▶ **Required work**:
Could you filter the records below down to the lines that include the word "children"?

── Provided records

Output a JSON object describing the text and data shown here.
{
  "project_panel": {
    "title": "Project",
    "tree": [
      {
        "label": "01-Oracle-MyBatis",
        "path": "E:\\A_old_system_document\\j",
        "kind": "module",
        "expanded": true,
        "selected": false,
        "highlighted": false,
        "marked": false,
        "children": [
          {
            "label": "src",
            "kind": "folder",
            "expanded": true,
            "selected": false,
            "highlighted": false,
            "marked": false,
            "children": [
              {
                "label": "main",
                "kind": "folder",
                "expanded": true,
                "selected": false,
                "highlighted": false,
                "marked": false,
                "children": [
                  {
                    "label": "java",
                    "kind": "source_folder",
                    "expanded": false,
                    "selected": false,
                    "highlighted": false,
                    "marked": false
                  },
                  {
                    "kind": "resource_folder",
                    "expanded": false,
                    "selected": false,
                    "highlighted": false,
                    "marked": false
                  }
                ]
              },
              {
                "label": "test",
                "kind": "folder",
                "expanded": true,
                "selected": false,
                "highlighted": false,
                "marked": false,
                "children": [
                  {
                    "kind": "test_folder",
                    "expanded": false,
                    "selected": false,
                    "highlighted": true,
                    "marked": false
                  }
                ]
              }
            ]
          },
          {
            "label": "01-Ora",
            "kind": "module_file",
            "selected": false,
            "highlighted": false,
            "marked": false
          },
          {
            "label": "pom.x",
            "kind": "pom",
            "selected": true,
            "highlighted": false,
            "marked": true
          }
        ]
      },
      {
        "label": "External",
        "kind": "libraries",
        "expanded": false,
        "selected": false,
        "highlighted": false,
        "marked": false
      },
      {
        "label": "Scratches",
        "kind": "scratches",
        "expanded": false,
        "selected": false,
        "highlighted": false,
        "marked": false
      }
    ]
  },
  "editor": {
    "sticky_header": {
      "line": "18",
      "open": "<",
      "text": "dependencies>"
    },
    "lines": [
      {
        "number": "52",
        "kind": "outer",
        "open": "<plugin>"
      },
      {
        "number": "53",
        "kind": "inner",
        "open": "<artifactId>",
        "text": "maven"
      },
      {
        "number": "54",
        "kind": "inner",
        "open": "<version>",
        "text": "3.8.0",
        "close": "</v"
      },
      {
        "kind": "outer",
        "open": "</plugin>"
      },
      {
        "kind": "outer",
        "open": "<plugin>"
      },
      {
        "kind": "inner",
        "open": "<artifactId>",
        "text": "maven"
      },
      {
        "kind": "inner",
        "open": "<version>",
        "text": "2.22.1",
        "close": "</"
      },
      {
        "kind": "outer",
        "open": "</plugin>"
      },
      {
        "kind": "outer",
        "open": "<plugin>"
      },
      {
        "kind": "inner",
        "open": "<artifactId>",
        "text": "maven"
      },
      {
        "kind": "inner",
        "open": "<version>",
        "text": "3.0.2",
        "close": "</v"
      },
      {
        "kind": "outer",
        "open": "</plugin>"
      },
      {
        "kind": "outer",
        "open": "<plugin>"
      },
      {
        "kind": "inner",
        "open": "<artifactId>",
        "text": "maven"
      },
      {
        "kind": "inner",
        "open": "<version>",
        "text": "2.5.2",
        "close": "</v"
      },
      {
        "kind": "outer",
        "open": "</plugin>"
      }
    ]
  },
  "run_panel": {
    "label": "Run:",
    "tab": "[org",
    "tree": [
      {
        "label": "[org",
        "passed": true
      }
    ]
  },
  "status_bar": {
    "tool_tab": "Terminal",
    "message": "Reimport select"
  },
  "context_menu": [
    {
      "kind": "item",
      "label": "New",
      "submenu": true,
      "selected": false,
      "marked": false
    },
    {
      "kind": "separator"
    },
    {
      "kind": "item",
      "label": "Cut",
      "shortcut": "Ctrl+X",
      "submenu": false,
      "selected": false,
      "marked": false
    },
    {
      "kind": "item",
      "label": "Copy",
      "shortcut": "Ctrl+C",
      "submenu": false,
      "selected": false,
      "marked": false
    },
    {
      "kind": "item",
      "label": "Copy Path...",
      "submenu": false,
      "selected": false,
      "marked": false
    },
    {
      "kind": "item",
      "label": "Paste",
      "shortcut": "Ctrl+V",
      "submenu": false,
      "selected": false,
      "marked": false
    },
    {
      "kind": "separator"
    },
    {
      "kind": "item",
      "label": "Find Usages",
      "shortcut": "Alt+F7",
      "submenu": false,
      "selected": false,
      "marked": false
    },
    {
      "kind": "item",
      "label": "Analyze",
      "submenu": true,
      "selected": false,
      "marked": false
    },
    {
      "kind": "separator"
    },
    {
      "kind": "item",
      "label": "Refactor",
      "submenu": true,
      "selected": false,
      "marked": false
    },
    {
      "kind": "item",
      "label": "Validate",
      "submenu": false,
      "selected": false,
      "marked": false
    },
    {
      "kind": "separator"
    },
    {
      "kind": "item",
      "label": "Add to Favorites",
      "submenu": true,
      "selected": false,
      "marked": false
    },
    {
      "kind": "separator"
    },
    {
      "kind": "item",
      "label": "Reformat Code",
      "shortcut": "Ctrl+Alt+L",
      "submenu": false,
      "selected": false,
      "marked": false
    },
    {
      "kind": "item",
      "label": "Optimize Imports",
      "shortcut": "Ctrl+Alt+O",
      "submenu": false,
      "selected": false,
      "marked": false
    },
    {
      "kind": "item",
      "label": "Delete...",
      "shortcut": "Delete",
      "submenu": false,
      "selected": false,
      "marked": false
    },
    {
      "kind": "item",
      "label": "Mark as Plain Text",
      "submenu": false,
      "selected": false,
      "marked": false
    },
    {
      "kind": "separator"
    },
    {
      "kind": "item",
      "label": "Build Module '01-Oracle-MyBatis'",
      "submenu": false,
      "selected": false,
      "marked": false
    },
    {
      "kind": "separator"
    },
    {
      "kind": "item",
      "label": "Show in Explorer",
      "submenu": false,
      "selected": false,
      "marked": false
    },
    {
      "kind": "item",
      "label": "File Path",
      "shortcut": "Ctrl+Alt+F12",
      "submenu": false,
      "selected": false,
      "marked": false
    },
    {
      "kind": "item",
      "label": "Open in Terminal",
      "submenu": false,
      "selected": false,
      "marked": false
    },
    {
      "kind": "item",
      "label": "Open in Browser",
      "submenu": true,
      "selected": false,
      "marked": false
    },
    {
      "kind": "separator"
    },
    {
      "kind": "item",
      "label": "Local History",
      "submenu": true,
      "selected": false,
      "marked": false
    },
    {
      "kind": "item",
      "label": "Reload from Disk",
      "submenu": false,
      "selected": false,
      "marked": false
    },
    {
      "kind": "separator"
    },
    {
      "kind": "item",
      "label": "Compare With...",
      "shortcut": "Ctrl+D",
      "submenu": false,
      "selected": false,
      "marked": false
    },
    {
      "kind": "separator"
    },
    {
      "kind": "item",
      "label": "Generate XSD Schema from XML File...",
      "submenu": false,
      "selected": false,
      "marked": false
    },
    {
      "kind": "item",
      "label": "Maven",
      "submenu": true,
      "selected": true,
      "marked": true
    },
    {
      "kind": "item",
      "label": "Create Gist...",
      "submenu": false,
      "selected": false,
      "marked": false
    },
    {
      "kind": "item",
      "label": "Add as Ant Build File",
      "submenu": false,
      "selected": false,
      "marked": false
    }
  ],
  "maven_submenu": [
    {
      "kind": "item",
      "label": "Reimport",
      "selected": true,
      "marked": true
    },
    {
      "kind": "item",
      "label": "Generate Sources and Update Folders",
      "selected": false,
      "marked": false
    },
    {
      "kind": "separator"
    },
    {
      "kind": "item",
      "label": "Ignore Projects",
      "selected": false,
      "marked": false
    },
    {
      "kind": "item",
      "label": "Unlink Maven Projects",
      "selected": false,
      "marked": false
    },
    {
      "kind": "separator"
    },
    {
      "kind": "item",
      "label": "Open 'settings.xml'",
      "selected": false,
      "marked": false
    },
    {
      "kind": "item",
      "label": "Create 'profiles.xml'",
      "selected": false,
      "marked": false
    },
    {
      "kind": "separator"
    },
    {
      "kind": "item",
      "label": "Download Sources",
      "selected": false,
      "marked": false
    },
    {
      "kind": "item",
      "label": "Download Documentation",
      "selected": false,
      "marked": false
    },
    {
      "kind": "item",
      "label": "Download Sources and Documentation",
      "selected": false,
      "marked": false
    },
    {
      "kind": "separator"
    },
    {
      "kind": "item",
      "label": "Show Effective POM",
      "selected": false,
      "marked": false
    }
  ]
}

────

▶ **Problem solution**:
        "children": [
            "children": [
                "children": [
                "children": [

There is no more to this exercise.